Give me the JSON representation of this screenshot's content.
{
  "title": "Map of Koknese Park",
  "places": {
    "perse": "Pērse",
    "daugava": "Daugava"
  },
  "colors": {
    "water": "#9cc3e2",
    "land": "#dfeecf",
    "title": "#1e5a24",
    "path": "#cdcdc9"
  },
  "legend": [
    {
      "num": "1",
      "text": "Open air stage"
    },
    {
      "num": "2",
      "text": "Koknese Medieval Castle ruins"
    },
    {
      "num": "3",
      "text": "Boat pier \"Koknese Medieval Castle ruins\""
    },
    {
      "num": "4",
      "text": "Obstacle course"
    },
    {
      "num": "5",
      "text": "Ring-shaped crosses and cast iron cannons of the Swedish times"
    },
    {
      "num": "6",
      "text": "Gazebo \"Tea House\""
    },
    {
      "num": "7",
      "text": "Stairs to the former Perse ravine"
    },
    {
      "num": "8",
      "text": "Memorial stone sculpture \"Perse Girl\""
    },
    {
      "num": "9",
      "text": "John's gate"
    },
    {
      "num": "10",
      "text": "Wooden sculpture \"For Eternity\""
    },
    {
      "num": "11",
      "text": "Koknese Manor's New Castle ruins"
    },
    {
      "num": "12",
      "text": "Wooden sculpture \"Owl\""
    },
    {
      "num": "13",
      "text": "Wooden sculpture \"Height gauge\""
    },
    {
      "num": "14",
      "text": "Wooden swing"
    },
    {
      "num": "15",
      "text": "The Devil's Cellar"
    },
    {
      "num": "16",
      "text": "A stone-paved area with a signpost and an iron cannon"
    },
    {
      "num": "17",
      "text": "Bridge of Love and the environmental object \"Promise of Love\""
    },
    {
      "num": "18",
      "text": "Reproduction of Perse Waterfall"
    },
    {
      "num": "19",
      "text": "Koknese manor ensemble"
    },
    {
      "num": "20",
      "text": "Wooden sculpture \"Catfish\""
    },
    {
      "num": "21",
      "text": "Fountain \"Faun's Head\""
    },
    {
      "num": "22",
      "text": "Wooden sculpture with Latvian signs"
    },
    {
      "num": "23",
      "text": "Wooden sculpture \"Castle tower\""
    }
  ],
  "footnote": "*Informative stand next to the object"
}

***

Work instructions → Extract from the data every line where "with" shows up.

The answer →
      "text": "A stone-paved area with a signpost and an iron cannon"
      "text": "Wooden sculpture with Latvian signs"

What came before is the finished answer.